■ **HOW TO COMPLETE THIS TASK**
Search the records for the string "amount". Copy each line where it occurs.

■ **DATA EXTRACT**
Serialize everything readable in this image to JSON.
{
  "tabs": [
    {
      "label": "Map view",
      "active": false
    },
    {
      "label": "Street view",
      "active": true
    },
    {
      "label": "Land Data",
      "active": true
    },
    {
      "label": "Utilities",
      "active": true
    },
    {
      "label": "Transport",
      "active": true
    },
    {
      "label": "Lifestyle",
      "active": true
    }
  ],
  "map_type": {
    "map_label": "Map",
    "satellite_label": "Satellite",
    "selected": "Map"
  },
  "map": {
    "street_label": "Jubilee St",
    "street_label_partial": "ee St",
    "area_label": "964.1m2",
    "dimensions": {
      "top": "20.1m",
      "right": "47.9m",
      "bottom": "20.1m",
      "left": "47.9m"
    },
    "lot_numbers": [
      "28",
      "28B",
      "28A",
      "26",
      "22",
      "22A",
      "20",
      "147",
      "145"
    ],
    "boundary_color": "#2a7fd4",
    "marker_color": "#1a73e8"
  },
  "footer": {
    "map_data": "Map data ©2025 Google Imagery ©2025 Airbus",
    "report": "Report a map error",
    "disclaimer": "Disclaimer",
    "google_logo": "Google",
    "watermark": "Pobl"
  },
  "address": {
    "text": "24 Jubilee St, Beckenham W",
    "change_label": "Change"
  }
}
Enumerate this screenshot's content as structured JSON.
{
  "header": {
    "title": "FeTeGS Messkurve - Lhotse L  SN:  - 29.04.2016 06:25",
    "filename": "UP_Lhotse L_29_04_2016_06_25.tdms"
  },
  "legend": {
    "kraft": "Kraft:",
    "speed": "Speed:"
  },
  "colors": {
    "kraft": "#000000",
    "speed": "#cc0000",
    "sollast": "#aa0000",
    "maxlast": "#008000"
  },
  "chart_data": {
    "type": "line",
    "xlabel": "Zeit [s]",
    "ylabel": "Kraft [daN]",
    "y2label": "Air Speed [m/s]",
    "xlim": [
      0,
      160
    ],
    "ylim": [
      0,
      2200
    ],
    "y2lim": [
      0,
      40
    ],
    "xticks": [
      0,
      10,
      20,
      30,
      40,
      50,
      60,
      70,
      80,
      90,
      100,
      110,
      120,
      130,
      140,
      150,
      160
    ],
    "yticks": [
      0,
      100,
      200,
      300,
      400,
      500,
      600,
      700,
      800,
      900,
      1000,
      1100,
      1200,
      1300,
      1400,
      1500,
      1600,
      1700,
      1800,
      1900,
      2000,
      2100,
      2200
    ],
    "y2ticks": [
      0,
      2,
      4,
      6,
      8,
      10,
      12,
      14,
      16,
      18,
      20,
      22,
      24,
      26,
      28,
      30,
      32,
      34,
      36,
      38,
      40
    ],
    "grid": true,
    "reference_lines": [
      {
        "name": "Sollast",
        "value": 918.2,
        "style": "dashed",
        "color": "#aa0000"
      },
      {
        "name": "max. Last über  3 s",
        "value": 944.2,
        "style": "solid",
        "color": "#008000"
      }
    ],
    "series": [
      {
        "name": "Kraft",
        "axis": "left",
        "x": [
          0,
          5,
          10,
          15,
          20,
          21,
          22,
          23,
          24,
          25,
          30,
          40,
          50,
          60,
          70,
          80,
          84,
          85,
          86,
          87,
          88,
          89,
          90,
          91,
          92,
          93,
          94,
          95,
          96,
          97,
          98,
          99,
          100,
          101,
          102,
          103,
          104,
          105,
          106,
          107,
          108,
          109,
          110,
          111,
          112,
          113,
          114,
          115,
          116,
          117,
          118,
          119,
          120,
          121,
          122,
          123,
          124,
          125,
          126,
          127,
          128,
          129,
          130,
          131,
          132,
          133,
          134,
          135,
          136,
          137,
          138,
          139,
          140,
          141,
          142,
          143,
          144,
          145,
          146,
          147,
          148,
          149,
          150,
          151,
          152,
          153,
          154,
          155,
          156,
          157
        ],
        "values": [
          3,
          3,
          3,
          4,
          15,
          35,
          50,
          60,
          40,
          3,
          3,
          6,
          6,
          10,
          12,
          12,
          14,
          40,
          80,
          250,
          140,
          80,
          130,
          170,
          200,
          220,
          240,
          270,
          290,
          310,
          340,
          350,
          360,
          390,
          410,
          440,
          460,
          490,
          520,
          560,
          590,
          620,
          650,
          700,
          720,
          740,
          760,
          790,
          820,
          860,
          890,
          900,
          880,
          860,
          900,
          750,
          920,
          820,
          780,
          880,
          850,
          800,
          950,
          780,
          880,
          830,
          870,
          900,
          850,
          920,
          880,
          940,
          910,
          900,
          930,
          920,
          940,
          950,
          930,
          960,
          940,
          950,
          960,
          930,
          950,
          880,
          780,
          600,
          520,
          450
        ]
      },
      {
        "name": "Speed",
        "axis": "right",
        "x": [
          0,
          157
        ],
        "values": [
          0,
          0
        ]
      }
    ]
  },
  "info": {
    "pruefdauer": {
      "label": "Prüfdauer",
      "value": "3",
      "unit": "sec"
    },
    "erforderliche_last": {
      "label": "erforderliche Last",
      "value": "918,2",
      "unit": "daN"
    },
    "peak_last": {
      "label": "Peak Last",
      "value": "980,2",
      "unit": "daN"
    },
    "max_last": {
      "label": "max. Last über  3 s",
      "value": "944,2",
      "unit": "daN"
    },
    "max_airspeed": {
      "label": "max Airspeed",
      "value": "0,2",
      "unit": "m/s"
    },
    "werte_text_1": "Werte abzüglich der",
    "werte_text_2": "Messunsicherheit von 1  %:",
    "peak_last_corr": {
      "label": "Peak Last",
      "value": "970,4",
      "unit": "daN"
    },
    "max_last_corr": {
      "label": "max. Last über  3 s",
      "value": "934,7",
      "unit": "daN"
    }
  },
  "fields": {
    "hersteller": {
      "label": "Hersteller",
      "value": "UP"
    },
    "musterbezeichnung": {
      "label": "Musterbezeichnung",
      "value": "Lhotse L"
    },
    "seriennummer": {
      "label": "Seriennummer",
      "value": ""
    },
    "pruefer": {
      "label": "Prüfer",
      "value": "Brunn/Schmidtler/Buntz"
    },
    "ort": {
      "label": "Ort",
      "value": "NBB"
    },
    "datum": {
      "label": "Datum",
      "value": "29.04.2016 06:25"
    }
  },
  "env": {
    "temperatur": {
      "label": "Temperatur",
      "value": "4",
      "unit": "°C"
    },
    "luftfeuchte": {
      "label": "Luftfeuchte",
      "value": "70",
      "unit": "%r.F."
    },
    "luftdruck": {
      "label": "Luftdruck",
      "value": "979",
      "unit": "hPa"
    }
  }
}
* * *
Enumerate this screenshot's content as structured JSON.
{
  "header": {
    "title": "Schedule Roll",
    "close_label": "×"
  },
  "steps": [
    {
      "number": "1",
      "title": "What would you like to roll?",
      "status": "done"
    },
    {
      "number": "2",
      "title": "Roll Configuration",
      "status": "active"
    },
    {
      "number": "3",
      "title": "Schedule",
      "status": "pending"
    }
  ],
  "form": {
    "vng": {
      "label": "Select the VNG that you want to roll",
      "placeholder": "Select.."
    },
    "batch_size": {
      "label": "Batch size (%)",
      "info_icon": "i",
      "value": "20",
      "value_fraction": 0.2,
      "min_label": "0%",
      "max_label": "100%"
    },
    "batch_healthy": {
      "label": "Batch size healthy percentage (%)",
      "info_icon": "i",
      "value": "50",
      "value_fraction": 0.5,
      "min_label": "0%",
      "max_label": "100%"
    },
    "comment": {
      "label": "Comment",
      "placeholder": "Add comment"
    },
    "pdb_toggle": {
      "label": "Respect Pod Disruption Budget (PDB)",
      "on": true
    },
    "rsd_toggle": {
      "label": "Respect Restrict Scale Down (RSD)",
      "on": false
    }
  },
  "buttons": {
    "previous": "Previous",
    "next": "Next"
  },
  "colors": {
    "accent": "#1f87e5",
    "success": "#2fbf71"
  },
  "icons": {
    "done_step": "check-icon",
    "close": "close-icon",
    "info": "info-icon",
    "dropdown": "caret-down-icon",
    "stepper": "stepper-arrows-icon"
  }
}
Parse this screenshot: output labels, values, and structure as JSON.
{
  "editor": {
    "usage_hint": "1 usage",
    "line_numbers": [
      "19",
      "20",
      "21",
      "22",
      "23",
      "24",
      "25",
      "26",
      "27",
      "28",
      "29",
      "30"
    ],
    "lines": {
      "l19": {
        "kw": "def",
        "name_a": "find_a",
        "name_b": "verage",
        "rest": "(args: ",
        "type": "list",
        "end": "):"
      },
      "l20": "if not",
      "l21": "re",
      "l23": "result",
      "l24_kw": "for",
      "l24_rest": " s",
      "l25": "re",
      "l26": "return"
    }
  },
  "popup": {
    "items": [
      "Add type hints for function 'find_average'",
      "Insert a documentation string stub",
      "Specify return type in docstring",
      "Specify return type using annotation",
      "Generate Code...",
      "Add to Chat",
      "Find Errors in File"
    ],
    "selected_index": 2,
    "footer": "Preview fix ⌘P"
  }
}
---
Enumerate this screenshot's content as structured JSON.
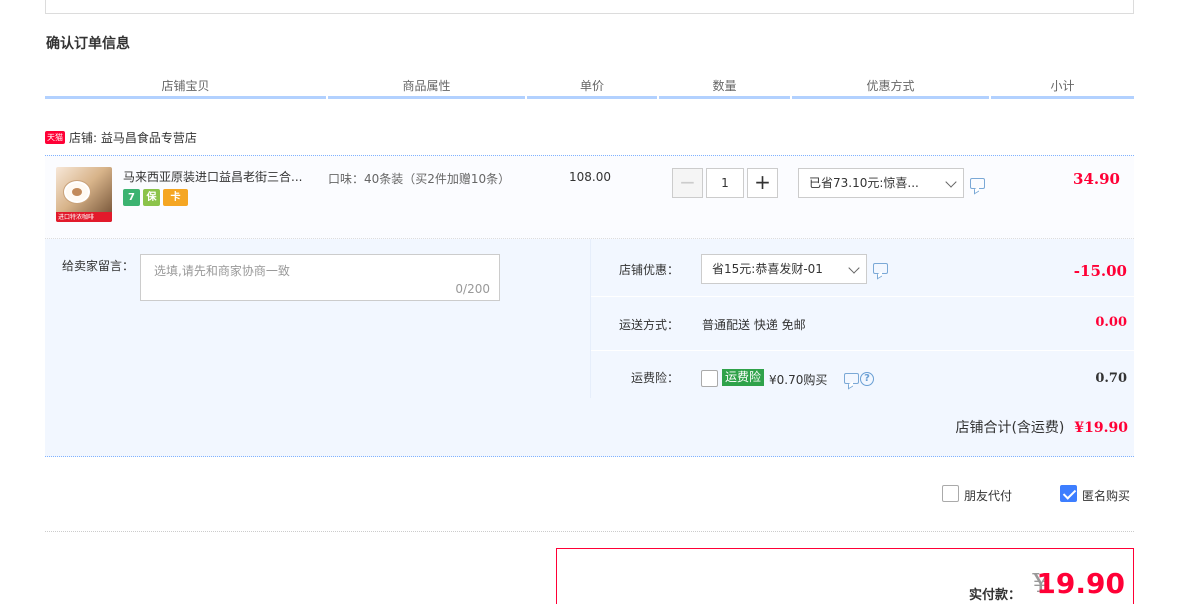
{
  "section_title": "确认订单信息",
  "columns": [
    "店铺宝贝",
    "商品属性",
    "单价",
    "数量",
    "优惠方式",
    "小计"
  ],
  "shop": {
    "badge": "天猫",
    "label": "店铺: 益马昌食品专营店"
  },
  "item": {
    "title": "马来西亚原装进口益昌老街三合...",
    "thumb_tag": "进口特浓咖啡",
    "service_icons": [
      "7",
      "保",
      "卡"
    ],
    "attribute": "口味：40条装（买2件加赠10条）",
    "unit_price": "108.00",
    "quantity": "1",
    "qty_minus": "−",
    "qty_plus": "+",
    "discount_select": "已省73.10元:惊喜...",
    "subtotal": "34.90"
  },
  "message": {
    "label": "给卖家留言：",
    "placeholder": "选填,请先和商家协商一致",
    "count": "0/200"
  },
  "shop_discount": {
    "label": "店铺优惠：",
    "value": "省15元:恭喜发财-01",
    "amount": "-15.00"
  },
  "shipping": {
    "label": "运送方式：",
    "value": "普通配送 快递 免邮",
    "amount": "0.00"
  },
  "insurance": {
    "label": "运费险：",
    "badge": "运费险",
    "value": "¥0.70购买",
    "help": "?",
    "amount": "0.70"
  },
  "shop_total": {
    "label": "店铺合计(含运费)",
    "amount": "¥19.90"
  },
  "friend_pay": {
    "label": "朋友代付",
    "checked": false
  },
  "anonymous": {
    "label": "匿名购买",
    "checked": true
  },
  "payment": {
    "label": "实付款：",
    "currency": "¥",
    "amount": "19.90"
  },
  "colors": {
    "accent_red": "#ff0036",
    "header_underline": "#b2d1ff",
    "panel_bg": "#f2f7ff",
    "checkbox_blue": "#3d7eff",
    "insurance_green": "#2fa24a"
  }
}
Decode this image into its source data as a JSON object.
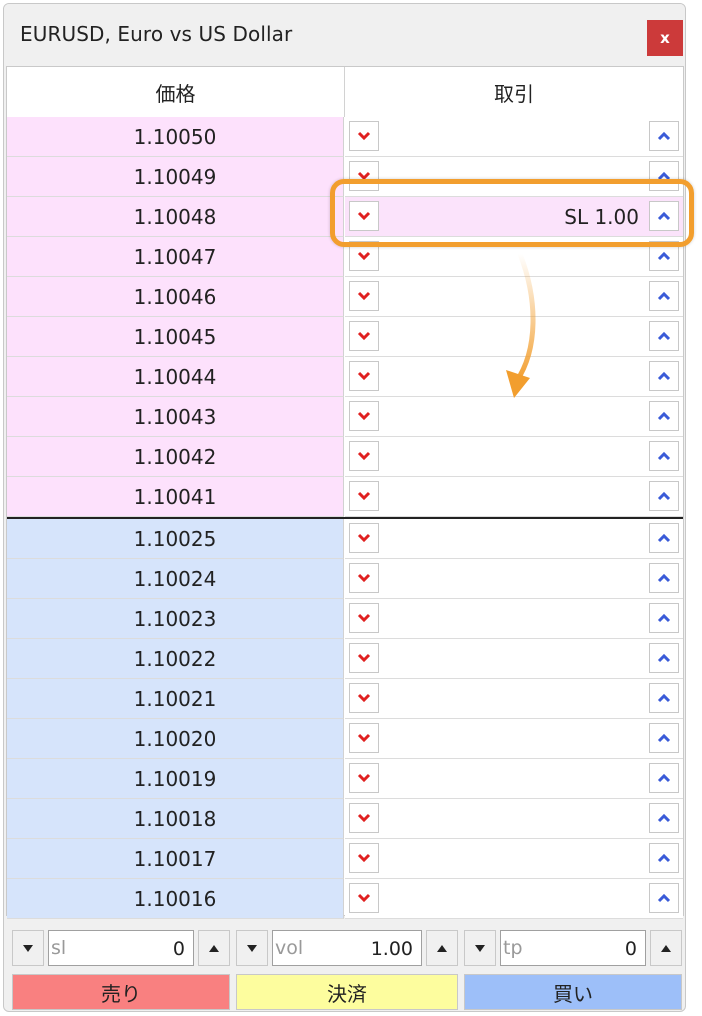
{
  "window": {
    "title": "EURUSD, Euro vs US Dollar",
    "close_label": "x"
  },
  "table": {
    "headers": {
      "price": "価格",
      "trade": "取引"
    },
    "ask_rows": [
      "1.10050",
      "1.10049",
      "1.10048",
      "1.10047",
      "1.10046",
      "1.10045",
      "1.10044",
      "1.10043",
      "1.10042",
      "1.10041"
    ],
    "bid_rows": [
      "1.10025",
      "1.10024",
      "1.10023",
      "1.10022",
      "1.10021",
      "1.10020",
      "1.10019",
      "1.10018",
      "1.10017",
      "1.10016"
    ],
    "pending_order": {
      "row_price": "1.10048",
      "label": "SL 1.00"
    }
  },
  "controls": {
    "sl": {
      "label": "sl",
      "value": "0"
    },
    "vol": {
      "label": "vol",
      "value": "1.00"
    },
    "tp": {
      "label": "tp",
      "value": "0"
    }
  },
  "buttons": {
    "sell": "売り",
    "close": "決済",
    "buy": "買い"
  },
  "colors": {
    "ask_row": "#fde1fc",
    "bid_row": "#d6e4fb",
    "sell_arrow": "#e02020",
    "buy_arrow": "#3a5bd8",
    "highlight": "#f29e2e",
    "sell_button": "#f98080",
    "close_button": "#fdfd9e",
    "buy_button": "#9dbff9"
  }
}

■ **RESPONSE TO THE EXERCISE**
    "amount": "-15.00"
    "amount": "0.00"
    "amount": "0.70"
    "amount": "¥19.90"
    "amount": "19.90"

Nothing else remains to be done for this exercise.